▸ Task item
Filter the listing below, keeping every line that holds "malekkatrou".
Segment Start: Supplied records
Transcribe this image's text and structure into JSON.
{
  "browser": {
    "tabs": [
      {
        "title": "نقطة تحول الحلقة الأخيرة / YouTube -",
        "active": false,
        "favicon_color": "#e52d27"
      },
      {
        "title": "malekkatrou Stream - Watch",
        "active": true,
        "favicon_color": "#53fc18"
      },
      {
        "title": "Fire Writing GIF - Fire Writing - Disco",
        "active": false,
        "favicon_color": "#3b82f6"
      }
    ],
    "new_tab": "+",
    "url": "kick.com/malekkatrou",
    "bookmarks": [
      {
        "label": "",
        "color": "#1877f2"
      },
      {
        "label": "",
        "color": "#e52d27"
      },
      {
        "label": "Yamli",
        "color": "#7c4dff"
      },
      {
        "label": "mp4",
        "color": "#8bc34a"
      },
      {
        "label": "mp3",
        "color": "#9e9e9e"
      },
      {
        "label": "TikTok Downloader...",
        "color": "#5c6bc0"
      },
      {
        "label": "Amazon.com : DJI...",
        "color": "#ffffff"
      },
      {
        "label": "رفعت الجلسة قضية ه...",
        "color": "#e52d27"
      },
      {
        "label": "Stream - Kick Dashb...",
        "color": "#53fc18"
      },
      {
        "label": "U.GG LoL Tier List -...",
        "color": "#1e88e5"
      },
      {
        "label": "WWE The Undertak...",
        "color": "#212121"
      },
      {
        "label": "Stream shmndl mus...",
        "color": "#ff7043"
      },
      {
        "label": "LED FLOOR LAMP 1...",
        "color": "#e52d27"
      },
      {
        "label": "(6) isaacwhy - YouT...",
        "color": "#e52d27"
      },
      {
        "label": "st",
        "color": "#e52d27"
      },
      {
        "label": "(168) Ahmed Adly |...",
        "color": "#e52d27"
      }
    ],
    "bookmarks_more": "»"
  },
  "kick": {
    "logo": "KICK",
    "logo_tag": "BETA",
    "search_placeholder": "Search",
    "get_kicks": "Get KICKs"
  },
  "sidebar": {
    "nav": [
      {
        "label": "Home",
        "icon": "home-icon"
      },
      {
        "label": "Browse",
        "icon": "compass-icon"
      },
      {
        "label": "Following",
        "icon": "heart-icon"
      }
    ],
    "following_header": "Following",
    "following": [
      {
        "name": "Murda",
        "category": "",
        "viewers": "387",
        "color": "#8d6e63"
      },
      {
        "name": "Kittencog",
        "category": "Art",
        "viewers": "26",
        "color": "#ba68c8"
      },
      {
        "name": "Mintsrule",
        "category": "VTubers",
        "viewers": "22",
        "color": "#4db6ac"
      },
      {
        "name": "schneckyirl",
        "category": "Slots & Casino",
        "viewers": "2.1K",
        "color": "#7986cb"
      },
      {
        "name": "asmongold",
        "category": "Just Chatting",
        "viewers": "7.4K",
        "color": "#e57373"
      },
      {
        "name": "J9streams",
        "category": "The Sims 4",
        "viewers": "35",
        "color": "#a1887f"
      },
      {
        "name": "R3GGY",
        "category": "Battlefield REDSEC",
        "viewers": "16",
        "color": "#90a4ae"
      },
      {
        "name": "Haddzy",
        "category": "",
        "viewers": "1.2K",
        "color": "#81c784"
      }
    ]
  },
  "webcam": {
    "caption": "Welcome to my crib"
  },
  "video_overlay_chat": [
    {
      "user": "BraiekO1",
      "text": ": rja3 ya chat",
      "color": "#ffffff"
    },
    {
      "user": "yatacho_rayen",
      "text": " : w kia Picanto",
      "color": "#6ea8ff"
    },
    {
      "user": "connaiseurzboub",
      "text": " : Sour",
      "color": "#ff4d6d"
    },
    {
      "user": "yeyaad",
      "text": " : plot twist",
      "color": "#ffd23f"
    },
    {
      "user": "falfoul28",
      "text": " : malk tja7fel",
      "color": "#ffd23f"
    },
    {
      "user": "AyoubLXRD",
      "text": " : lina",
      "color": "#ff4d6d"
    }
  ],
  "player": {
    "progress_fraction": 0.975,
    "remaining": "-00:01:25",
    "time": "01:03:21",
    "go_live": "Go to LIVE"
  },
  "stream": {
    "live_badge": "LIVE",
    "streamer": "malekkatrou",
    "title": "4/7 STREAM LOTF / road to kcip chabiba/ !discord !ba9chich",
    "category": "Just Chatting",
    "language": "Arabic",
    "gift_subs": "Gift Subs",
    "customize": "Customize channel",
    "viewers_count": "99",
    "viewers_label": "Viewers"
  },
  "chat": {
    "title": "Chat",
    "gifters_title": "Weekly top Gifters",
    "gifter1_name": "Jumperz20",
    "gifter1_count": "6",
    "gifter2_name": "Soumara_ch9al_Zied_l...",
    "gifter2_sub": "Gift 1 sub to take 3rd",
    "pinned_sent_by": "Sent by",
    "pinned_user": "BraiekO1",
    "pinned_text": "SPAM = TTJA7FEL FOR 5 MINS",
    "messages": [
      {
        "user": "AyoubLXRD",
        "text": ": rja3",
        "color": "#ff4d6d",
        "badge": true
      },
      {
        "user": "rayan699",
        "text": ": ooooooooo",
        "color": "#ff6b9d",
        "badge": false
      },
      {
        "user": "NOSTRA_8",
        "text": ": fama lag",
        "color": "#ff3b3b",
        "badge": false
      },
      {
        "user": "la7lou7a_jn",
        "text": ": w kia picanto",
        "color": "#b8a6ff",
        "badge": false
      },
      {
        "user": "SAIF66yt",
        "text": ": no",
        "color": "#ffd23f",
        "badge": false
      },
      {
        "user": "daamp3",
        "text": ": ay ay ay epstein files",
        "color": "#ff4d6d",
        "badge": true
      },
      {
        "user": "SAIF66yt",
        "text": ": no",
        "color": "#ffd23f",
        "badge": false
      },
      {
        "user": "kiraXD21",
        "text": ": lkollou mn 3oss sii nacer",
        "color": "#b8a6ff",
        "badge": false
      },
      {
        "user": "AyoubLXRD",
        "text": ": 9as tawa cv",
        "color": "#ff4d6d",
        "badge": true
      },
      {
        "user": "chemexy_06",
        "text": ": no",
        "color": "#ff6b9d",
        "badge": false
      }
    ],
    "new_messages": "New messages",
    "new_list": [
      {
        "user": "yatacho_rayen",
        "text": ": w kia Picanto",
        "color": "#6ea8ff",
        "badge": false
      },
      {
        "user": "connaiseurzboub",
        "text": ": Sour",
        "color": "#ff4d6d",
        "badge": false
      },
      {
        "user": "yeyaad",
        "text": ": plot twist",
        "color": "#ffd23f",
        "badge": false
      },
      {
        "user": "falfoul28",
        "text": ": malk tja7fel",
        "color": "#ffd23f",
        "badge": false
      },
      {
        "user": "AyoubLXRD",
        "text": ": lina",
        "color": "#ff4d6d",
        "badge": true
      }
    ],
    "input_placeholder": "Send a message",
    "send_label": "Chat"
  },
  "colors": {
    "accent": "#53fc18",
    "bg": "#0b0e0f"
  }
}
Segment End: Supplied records
▸ Answer box
        "title": "malekkatrou Stream - Watch",
    "url": "kick.com/malekkatrou",
    "streamer": "malekkatrou",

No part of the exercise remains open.